Magic Study (Study #2)
by Maria V. Snyder
Summary: A lesson in loyalty, a master class in intrigue
So far, I’ve managed to survive. You would think after being kidnapped as a child, imprisoned in my teens and released to become a poison taster, I would have endured enough. But no. The discovery of my magical abilities, powers forbidden in Ixia, has resulted in an execution order. My only chance is to flee to Sitia, my long-lost birthplace.
But Sitia is unfamiliar. I’m treated like an enemy, even by my own brother. Plus I can’t control my powers. I want to learn about my magic, but there isn’t time. A rogue magician has emerged and I’m targeted as his next victim.
Will my magical abilities save me…or be my downfall?
Source: I purchased a Kindle copy.
Magic Study has some mixed reviews and I think it’s primarily due the abrupt setting change and lack of familiar characters with no plan to return to the original setting. Yelena was no longer allowed to remain alive in Ixia at the end of Poison Study and she left with Irys to the south to find her family and learn more about her magic. It is rightly titled Magic Study in the same way that the first book was named Poison Study. It was a bit disappointing to not have Valek front and center, but I was curious enough to continue.
(For anyone put off by Valek’s absence, I will say that he does make an appearance at some point, so it’s not without it’s moments between Yelena and Valek. I think, especially since Yelena is so similar to Celaena in Throne of Glass, people may have worried about a love interest shift.

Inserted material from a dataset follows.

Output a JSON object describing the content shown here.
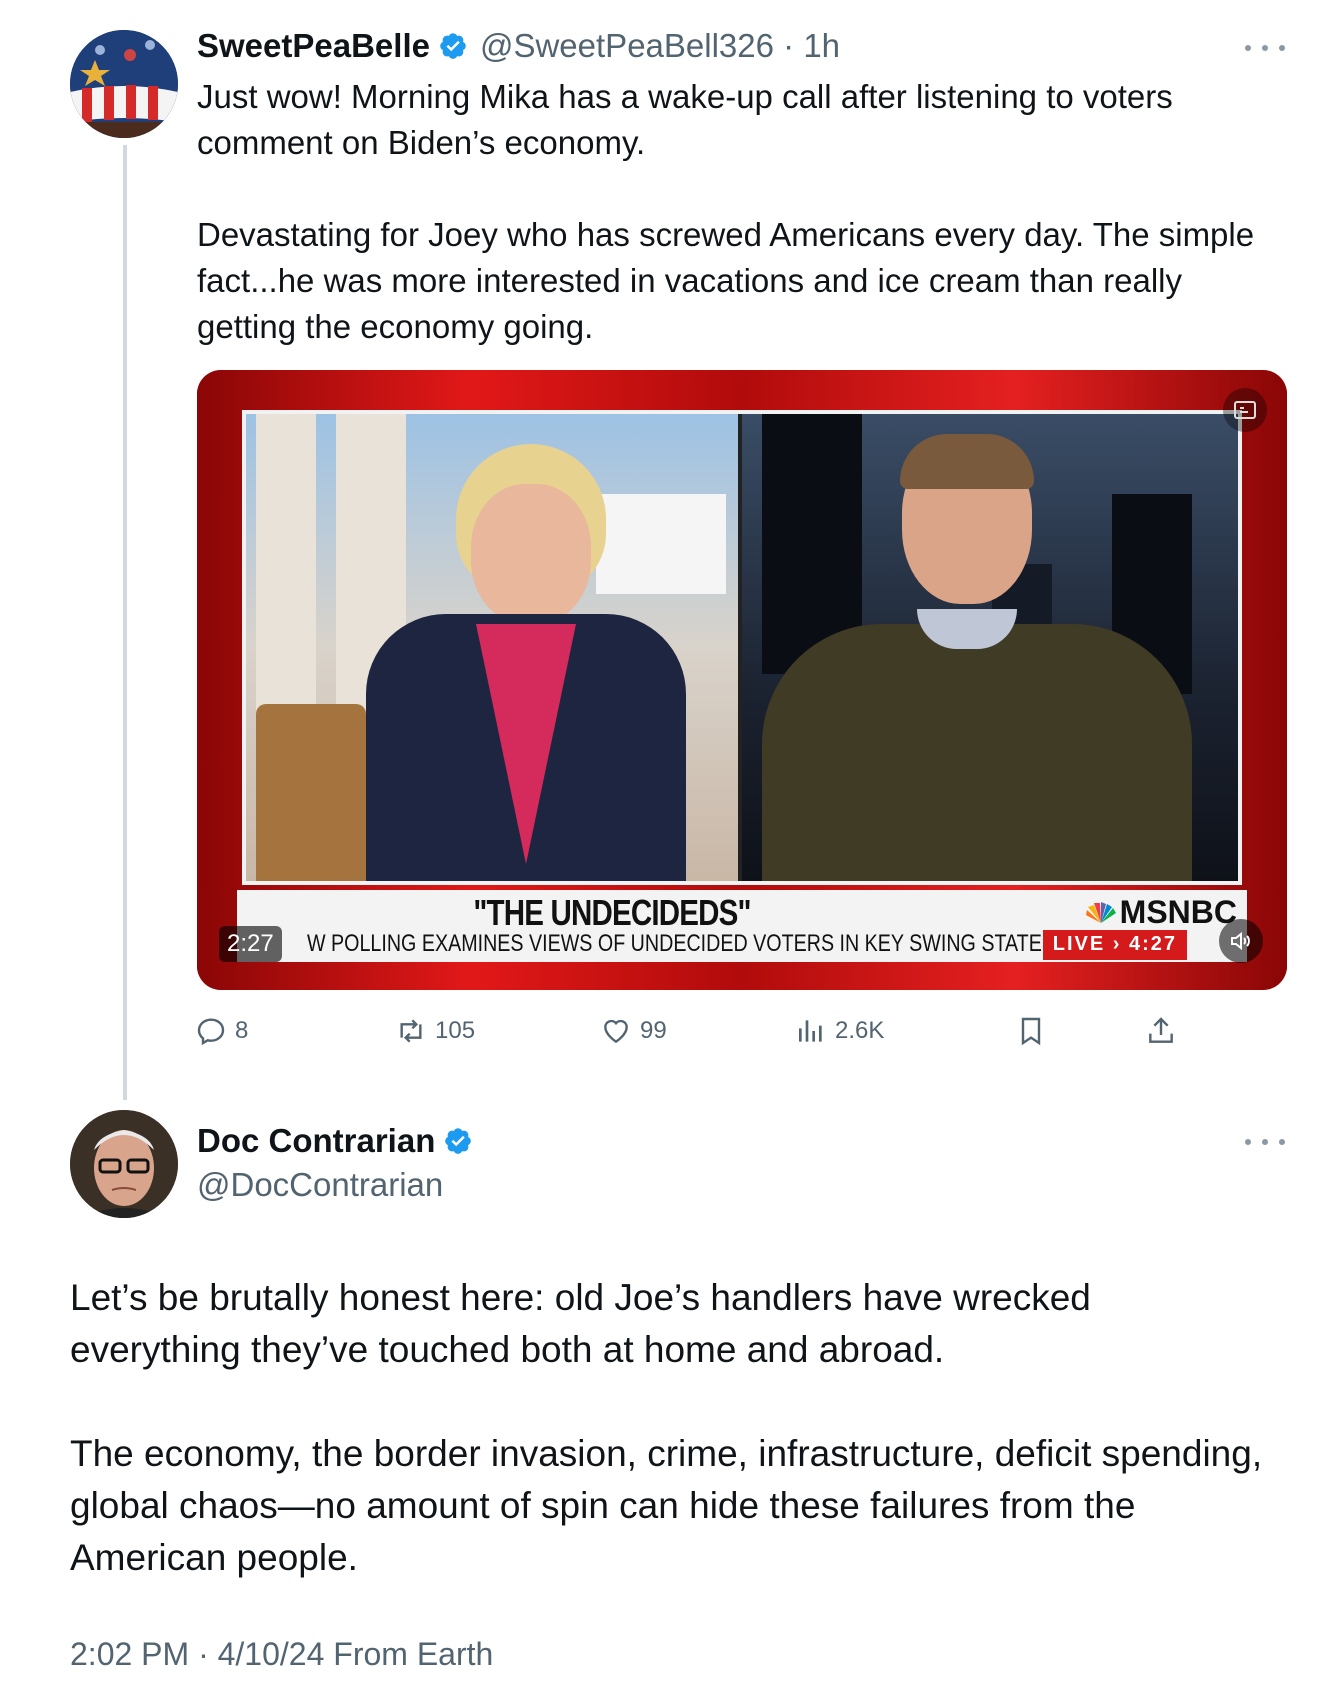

No need to worry!)
I enjoyed Magic Study, although Yelena’s I-Can-Tackle-Anything attitude was becoming more reckless than helpful, but I think she had/has to fail in order to teach herself to be patient and also she needed/needs to push herself to show others that she is more than capable. She came into the magic game late and was behind, so very few people seemed to grasp that she was more than capable of helping, even if she didn’t know how to formally do whatever it is with her magic that needed to be done.

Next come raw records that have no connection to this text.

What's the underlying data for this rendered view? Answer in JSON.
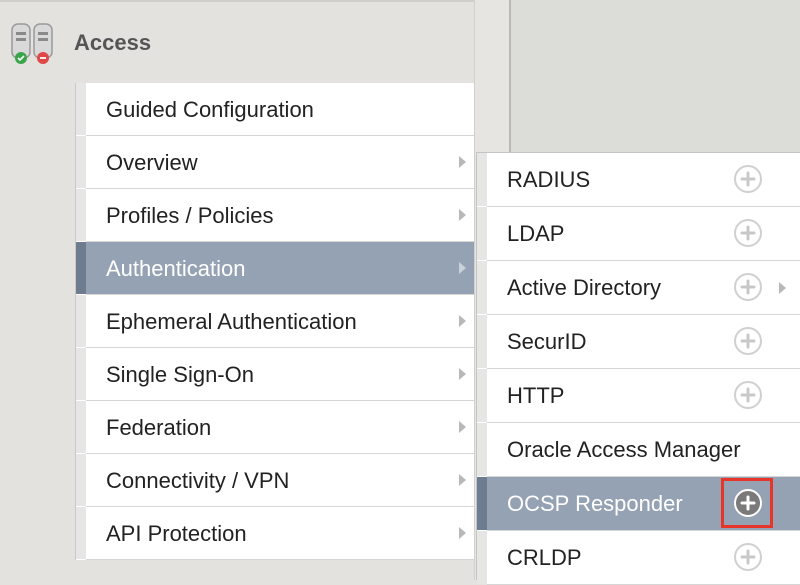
{
  "header": {
    "title": "Access",
    "icon": "access-policy-icon"
  },
  "menu": {
    "items": [
      {
        "label": "Guided Configuration",
        "has_submenu": false,
        "active": false
      },
      {
        "label": "Overview",
        "has_submenu": true,
        "active": false
      },
      {
        "label": "Profiles / Policies",
        "has_submenu": true,
        "active": false
      },
      {
        "label": "Authentication",
        "has_submenu": true,
        "active": true
      },
      {
        "label": "Ephemeral Authentication",
        "has_submenu": true,
        "active": false
      },
      {
        "label": "Single Sign-On",
        "has_submenu": true,
        "active": false
      },
      {
        "label": "Federation",
        "has_submenu": true,
        "active": false
      },
      {
        "label": "Connectivity / VPN",
        "has_submenu": true,
        "active": false
      },
      {
        "label": "API Protection",
        "has_submenu": true,
        "active": false
      }
    ]
  },
  "submenu": {
    "parent": "Authentication",
    "items": [
      {
        "label": "RADIUS",
        "has_add": true,
        "has_submenu": false,
        "active": false
      },
      {
        "label": "LDAP",
        "has_add": true,
        "has_submenu": false,
        "active": false
      },
      {
        "label": "Active Directory",
        "has_add": true,
        "has_submenu": true,
        "active": false
      },
      {
        "label": "SecurID",
        "has_add": true,
        "has_submenu": false,
        "active": false
      },
      {
        "label": "HTTP",
        "has_add": true,
        "has_submenu": false,
        "active": false
      },
      {
        "label": "Oracle Access Manager",
        "has_add": false,
        "has_submenu": false,
        "active": false
      },
      {
        "label": "OCSP Responder",
        "has_add": true,
        "has_submenu": false,
        "active": true,
        "highlighted": true
      },
      {
        "label": "CRLDP",
        "has_add": true,
        "has_submenu": false,
        "active": false
      }
    ]
  },
  "colors": {
    "active_row": "#95a2b3",
    "highlight": "#e8352a"
  }
}
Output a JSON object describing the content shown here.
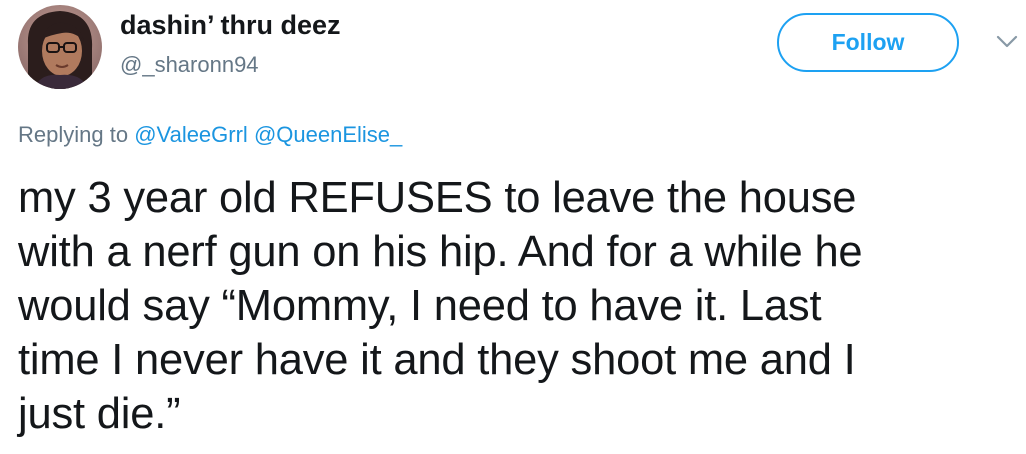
{
  "author": {
    "display_name": "dashin’ thru deez",
    "handle": "@_sharonn94"
  },
  "follow_button": {
    "label": "Follow"
  },
  "reply": {
    "prefix": "Replying to",
    "mentions": [
      "@ValeeGrrl",
      "@QueenElise_"
    ]
  },
  "tweet": {
    "lines": [
      "my 3 year old REFUSES to leave the house",
      "with a nerf gun on his hip. And for a while he",
      "would say “Mommy, I need to have it. Last",
      "time I never have it and they shoot me and I",
      "just die.”"
    ]
  },
  "colors": {
    "accent": "#1da1f2",
    "mention": "#1b95e0",
    "secondary_text": "#657786",
    "primary_text": "#14171a"
  },
  "icons": {
    "avatar": "user-avatar",
    "caret": "chevron-down-icon"
  }
}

Some reviewers have mentioned the fact that all of the villains seem obsessed with rape and torture and it’s excessive, but I feel like it fits in a fantasy setting and with Yelena being so outspoken and powerful, she draws unwanted attention from villains who would be of that type. It fits for me and doesn’t seem like it’s over the top. And I love that Yelena has learned how to overcome her past and help others heal and realize that they aren’t responsible. There are some great messages there and I think it fits and is relevant to the setting, the characters, and the growth that Yelena has experienced from the beginning of the story.

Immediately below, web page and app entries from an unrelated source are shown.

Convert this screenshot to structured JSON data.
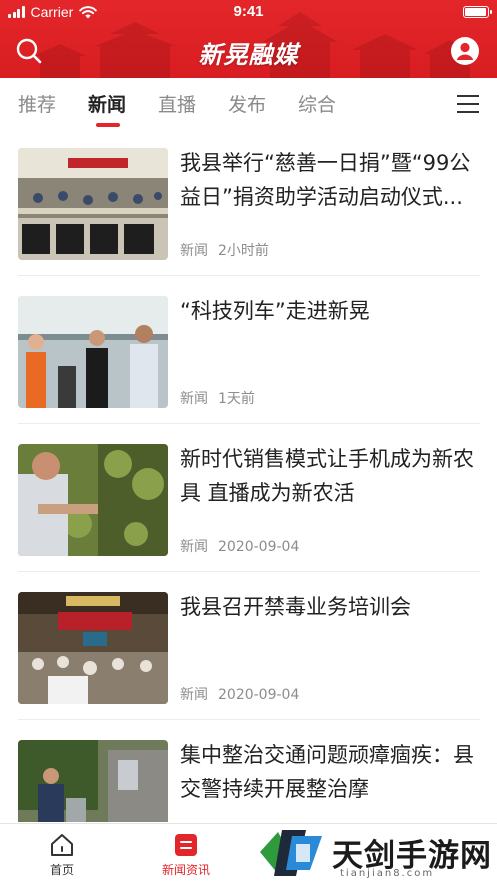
{
  "status_bar": {
    "carrier": "Carrier",
    "time": "9:41",
    "battery_level": 1.0
  },
  "header": {
    "brand": "新晃融媒",
    "search_icon": "search-icon",
    "user_icon": "user-icon"
  },
  "tabs": [
    {
      "label": "推荐",
      "active": false
    },
    {
      "label": "新闻",
      "active": true
    },
    {
      "label": "直播",
      "active": false
    },
    {
      "label": "发布",
      "active": false
    },
    {
      "label": "综合",
      "active": false
    }
  ],
  "menu_icon": "hamburger-menu-icon",
  "news": [
    {
      "title": "我县举行“慈善一日捐”暨“99公益日”捐资助学活动启动仪式...",
      "category": "新闻",
      "time": "2小时前"
    },
    {
      "title": "“科技列车”走进新晃",
      "category": "新闻",
      "time": "1天前"
    },
    {
      "title": "新时代销售模式让手机成为新农具 直播成为新农活",
      "category": "新闻",
      "time": "2020-09-04"
    },
    {
      "title": "我县召开禁毒业务培训会",
      "category": "新闻",
      "time": "2020-09-04"
    },
    {
      "title": "集中整治交通问题顽瘴痼疾：县交警持续开展整治摩",
      "category": "",
      "time": ""
    }
  ],
  "bottom_nav": [
    {
      "label": "首页",
      "icon": "home-icon",
      "active": false
    },
    {
      "label": "新闻资讯",
      "icon": "news-icon",
      "active": true
    }
  ],
  "watermark": {
    "text": "天剑手游网",
    "sub": "tianjian8.com"
  },
  "colors": {
    "brand_red": "#e3262a",
    "text": "#222222",
    "meta": "#8d8d8d"
  }
}
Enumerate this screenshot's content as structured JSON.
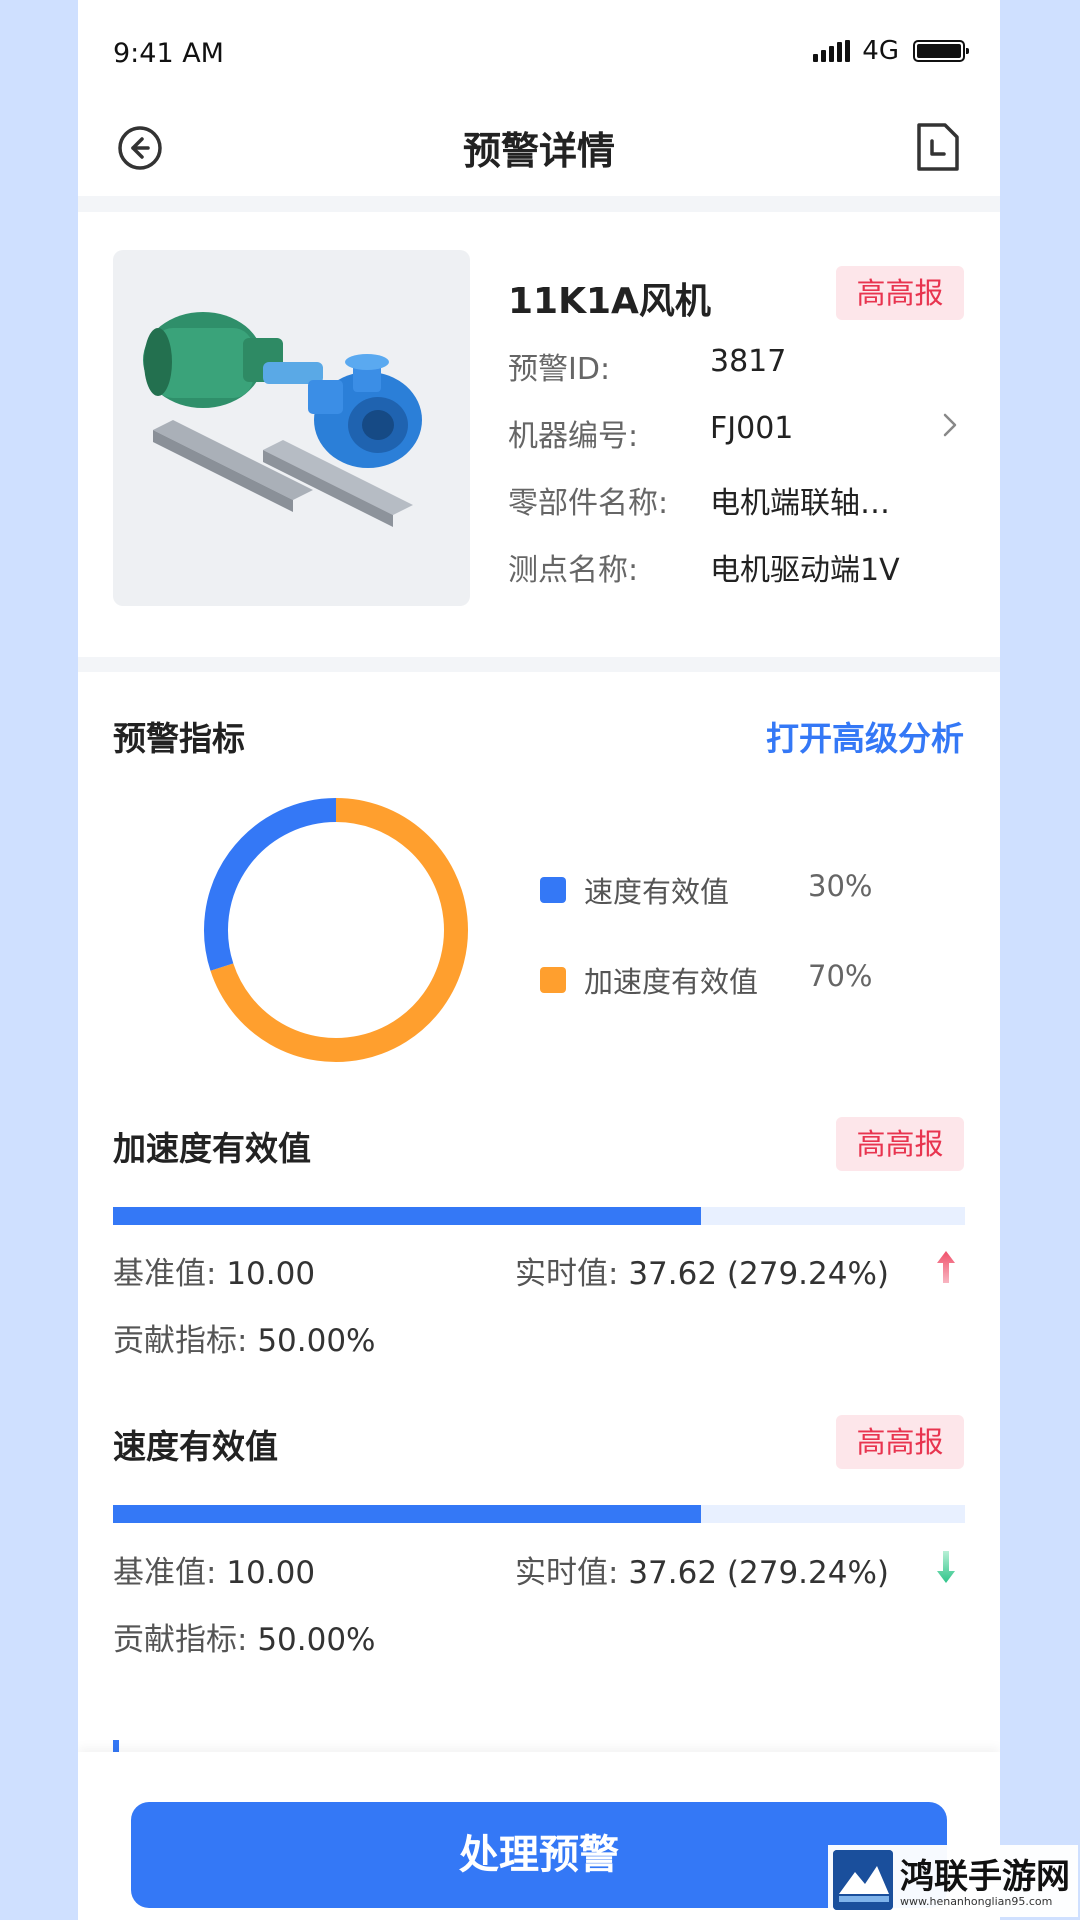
{
  "status_bar": {
    "time": "9:41 AM",
    "network": "4G"
  },
  "nav": {
    "title": "预警详情"
  },
  "device": {
    "name": "11K1A风机",
    "level_badge": "高高报",
    "fields": [
      {
        "label": "预警ID:",
        "value": "3817"
      },
      {
        "label": "机器编号:",
        "value": "FJ001"
      },
      {
        "label": "零部件名称:",
        "value": "电机端联轴…"
      },
      {
        "label": "测点名称:",
        "value": "电机驱动端1V"
      }
    ]
  },
  "indicators": {
    "title": "预警指标",
    "advanced_link": "打开高级分析",
    "colors": {
      "velocity": "#3478f6",
      "acceleration": "#ff9f2e"
    },
    "chart_data": {
      "type": "pie",
      "categories": [
        "速度有效值",
        "加速度有效值"
      ],
      "values": [
        30,
        70
      ],
      "labels": [
        "30%",
        "70%"
      ]
    }
  },
  "metrics": [
    {
      "name": "加速度有效值",
      "badge": "高高报",
      "progress": 0.69,
      "base_label": "基准值:",
      "base_value": "10.00",
      "realtime_label": "实时值:",
      "realtime_value": "37.62 (279.24%)",
      "trend": "up",
      "contrib_label": "贡献指标:",
      "contrib_value": "50.00%"
    },
    {
      "name": "速度有效值",
      "badge": "高高报",
      "progress": 0.69,
      "base_label": "基准值:",
      "base_value": "10.00",
      "realtime_label": "实时值:",
      "realtime_value": "37.62 (279.24%)",
      "trend": "down",
      "contrib_label": "贡献指标:",
      "contrib_value": "50.00%"
    }
  ],
  "footer": {
    "primary_button": "处理预警"
  },
  "watermark": {
    "title": "鸿联手游网",
    "url": "www.henanhonglian95.com"
  }
}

I also love that Yelena’s homecoming was nothing like I assumed it would be. I’m glad that her clan and family welcomed her because I was afraid they wouldn’t, but I’m glad that there was a bit of a complication with Yelena’s brother. I like when things aren’t neat and tidy and a homecoming that brought everyone together would seem just a little too neat to me. I like the messiness of the guilt and hatred and shame that Lief seemed to have towards her because it seemed a bit realistic to me.
Magic Study felt different from Poison Study in many ways, so I understand why there are many mixed reviews. It’s not really more of the same, which is what people normally expect from sequels. But I like the change in scenery and characters. I liked seeing Yelena discover her past and her abilities. It seems like the series will expand on her character throughout each book and I’m enjoying the journey.